By 1959, Fillmore Street was definitely happening for Slim. Both his pimping and his playing were in high demand. His first single, "You've Got the Nerve of a Brass Monkey," sold fairly well and received some national radio airplay; its success led to further releases, under both his own name and others like Charles Sims, Ron Silva, Slim & the Twilites, and Tailbone Slim. But even with a blizzard of 45s coming out, Slim was perennially broke. "I was so happy in those days just to have a record out that I forgot all about getting paid," says Slim. "They had me stuck on the fame and the girls."
But Slim knew another way to get the Cadillac he so desperately wanted. Throughout the '60s and early '70s he cashed in on the sexual revolution by pimping out a stable of girls (as he recounts in great detail in American Pimp), making enough money to live quite comfortably. But, like so many bluesmen before him, Slim eventually fell on hard times.
In 1979 the law caught up with Slim, and he was sentenced to five years in a federal penitentiary in Texarkana, Texas. But he used the time productively, improving his chops. "The first thing I did when I went in was ask if I could play the organ in the prison church," he says. Slim stayed out of trouble and was released early for good behavior.
Unfortunately, his transition back into society wasn't easy. Slim returned to jail several times during the Reagan years; when he was outside, he lived in a halfway house in Oakland. But the San Francisco folk hero still had many friends, including the owner of Eli's Mile High Club, Troyce Key.
In 1987, Key put out Slim's Born to Sing the Blues album on his label, Eli's Mile High Records. In order to support the release, Slim put together a band and separated himself from "the life." Years of relentless gigging followed, with Slim finally signing a record deal with New York-based Fedora Records in 1999. The resultant CD, Other Side of the Road, came out last year. The 10 songs -- eight of them originals -- showcase Slim's electric West Coast blues style and his B.B. King-inspired guitar playing. With the addition of horns and a decidedly urbane edge, Other Side of the Road honors older artists like T-Bone Walker (with whom Slim played) as well as forging new ground in the tradition of the late Johnny "Guitar" Watson.
The release of Other Side of the Road also furthered Slim's European reputation, leading to recent slots at the Zurich Blues Festival and the Blues Estafette in Utrecht, Holland. "I love it over there," Slim says. "They really appreciate the blues in Europe and they treat me like I'm Ray Charles."
Ironically, the American interest in Slim was minimal until the release of American Pimp. "Since the movie came out, they've been calling for me," says an excited Slim, referring to the clamoring of booking agents, record labels, and members of the hip hop community. Even with the increased exposure, Slim expects he won't make a lot of money with his blues career. And he doesn't care. "The money I make now means much more to me than the money I made then," says Slim. "I'm just blessed I'm still here and I'm thankful every day I get to play my music."
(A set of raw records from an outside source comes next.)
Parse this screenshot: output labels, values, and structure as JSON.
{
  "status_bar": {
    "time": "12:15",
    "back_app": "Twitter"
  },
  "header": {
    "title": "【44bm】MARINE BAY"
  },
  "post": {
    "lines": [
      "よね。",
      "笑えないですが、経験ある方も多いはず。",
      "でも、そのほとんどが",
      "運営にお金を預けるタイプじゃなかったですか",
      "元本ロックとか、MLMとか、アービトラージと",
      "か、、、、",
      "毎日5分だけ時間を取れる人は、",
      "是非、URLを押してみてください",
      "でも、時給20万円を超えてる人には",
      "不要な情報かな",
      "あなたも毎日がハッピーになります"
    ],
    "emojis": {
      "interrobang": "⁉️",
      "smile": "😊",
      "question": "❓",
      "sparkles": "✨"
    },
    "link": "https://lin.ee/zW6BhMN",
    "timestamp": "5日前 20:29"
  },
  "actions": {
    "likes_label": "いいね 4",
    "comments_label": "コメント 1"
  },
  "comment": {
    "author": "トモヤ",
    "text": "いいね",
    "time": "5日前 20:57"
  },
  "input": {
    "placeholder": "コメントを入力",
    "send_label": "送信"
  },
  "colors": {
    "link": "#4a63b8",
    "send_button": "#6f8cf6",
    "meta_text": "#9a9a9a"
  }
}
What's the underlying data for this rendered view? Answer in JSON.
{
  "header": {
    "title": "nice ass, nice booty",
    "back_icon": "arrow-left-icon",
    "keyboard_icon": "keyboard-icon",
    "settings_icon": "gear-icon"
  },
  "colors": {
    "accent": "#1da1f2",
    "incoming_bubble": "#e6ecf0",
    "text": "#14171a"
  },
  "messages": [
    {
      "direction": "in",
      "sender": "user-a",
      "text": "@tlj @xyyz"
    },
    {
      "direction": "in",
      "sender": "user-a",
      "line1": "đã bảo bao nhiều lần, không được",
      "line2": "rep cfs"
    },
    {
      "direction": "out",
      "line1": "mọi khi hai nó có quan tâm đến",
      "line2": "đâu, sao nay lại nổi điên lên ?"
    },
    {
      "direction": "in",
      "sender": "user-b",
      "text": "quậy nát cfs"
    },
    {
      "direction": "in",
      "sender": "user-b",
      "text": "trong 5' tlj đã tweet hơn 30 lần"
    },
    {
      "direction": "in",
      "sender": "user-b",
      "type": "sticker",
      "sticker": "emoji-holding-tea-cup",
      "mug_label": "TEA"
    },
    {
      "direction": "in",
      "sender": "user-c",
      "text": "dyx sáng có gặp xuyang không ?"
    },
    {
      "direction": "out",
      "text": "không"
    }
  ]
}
Does Slim long for his former pastime? "I still do miss the game sometimes, but I'm also glad I'm still here to talk about it. These days the game is dangerous. I'm glad I'm still OG -- paid my dues and lived through the days. But now I'm doing something that society accepts me for." Besides, Slim has 15 children to provide for. "My youngest son is 7 years old," he says. "I teach them that music can be your salvation. I'm like a mentor to them now. I never had time to do music back in the day and I'm glad I have the time to do music now. I'm thankful that I can teach my children about the virtues of living a clean lifestyle."